■ EXERCISE GOAL: Determine how many lines below hold the string "Scheduling". Reply with the number alone.

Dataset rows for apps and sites
----

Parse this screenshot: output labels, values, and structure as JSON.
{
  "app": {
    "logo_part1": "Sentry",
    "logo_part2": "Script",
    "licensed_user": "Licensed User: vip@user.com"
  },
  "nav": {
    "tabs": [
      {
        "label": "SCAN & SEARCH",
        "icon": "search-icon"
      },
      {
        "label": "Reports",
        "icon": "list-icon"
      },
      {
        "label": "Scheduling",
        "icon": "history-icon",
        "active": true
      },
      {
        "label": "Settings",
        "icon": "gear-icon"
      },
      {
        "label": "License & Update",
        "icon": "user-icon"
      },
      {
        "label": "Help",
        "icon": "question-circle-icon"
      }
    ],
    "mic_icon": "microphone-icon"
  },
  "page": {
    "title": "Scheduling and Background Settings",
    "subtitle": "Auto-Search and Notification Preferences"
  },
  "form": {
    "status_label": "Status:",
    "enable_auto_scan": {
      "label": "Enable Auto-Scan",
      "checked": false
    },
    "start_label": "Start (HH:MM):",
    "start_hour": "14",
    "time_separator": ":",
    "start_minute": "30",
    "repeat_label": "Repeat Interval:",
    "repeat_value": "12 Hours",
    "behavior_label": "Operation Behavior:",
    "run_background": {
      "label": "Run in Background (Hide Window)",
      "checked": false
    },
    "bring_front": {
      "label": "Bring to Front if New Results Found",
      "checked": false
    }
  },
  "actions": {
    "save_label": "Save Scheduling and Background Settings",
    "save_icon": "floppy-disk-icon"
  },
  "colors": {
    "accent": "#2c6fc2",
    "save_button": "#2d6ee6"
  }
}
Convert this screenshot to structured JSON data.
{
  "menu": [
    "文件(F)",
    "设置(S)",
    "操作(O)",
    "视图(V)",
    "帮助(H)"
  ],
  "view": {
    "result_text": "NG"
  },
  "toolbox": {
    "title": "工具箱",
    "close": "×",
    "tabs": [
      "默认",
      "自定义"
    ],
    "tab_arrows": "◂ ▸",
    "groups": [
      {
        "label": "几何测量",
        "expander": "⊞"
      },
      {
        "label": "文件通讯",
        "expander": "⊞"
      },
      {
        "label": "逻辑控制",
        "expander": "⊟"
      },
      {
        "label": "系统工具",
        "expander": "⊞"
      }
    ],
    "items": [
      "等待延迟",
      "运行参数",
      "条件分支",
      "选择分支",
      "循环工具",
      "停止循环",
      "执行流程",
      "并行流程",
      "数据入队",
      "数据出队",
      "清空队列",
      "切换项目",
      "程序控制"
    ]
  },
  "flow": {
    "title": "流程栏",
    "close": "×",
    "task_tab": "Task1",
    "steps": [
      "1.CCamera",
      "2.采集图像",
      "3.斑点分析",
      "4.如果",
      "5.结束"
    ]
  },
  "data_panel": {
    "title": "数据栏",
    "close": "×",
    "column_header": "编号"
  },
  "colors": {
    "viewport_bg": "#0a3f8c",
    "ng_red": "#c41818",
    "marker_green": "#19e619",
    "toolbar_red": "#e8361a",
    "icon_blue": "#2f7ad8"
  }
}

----

■ EXERCISE RESPONSE: 3